The more things change, the more they will stay the same.
We've been stuck in this political Groundhog's Day for so long that minor deviations appear to be major developments while obscuring the fact that we're stuck on repeat, unable to see the forest for the trees.
This is what is referred to as creeping normality, or a death by a thousand cuts.
It's a concept invoked by Pulitzer Prize-winning scientist Jared Diamond to describe how major changes, if implemented slowly in small stages over time, can be accepted as normal without the shock and resistance that might greet a sudden upheaval.
Diamond's concerns are environmental in nature, but they are no less relevant to our understanding of how a once-free nation could willingly bind itself with the chains of dictatorship.
Writing about Easter Island's now-vanished civilization and the societal decline and environmental degradation that contributed to it, Diamond explains, "In just a few centuries, the people of Easter Island wiped out their forest, drove their plants and animals to extinction, and saw their complex society spiral into chaos and cannibalism... Why didn't they look around, realize what they were doing, and stop before it was too late? What were they thinking when they cut down the last palm tree?"
His answer: "I suspect that the disaster happened not with a bang but with a whimper."
Much like America's own colonists, Easter Island's early colonists discovered a new world--"a pristine paradise"--teeming with life. Almost 2000 years after its first settlers arrived, Easter Island was reduced to a barren graveyard by a populace so focused on their immediate needs that they failed to preserve paradise for future generations.
In Easter Island's case, as Diamond speculates:
The forest...vanished slowly, over decades... Gradually trees became fewer, smaller, and less important. By the time the last fruit-bearing adult palm tree was cut, palms had long since ceased to be of economic significance. That left only smaller and smaller palm saplings to clear each year, along with other bushes and treelets. No one would have noticed the felling of the last small palm...
Sound painfully familiar yet?
Substitute Easter Island's forest for America's republic and the trees being decimated for our freedoms, and the arrow hits the mark.
We've already torn down the rich forest of liberties established by our founders. They don't teach freedom in the schools. Few Americans know their history. And even fewer seem to care that their fellow Americans are being jailed, muzzled, shot, tasered, and treated as if they have no rights at all. They don't care, that is, until it happens to them--at which point it's almost too late.
This is how the police state wins. This is how tyranny rises. This is how freedom falls.
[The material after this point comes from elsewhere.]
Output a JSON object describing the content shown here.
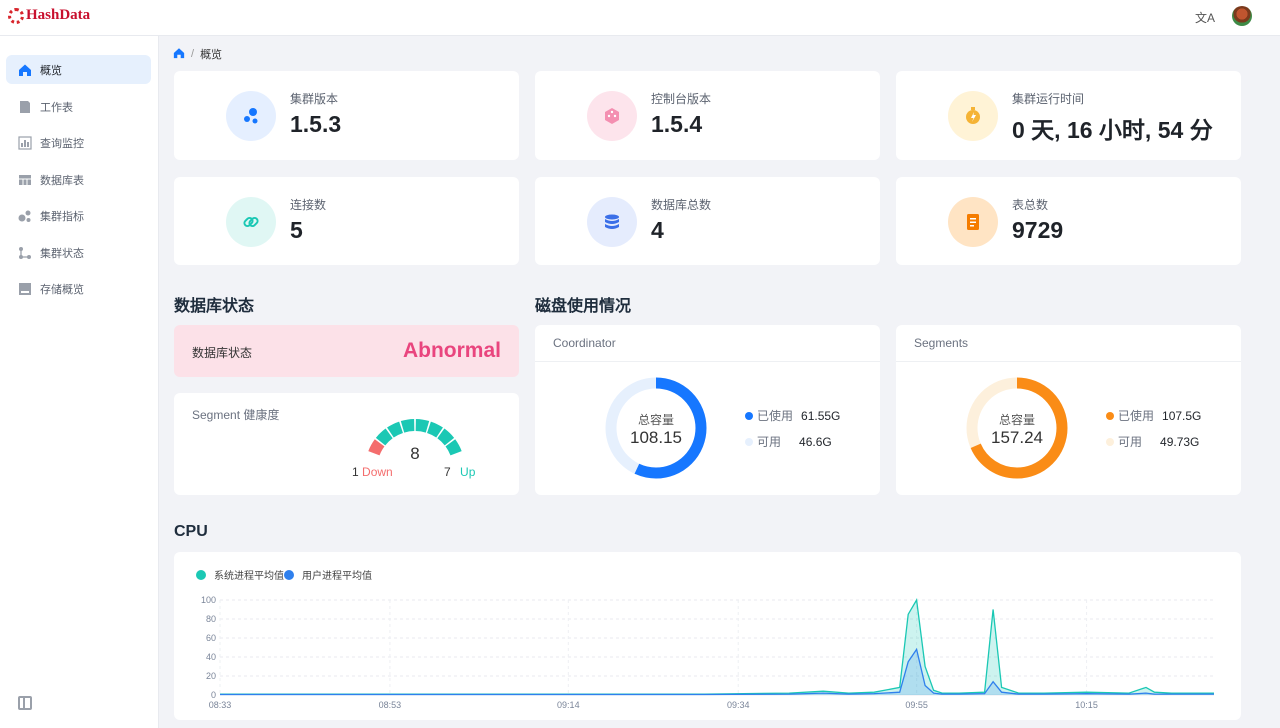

A thousand cuts, each one justified or ignored or shrugged over as inconsequential enough by itself to bother. But they add up.
As I make clear in my book Battlefield America: The War on the American People, each cut, each attempt to undermine our freedoms, each loss of some critical right--to think freely, to assemble, to speak without fear of being shamed or censored, to raise our children as we see fit, to worship or not worship as our conscience dictates, to eat what we want and love who we want, to live as we want--they add up to an immeasurable failure on the part of each and every one of us to stop the descent down that slippery slope.
It's taken us 200 short years to destroy the freedoms our founders worked so hard to secure, and it's happened with barely a whimper of protest from "we the people."
So when I read about demonstrations breaking out in cities to protest the threat of fascism--when legal think tanks are threatening lawsuits over the possibility of free speech being muzzled--and when commentators who previously dismissed as fear-mongering and hateful any comparison of the government's tactics to Nazi Germany are suddenly comparing Trump to Hitler, then I have to wonder if perhaps we've been living in different countries all along.
Because none of this is new.
Indeed, if we're repeating history, the worst is yet to come.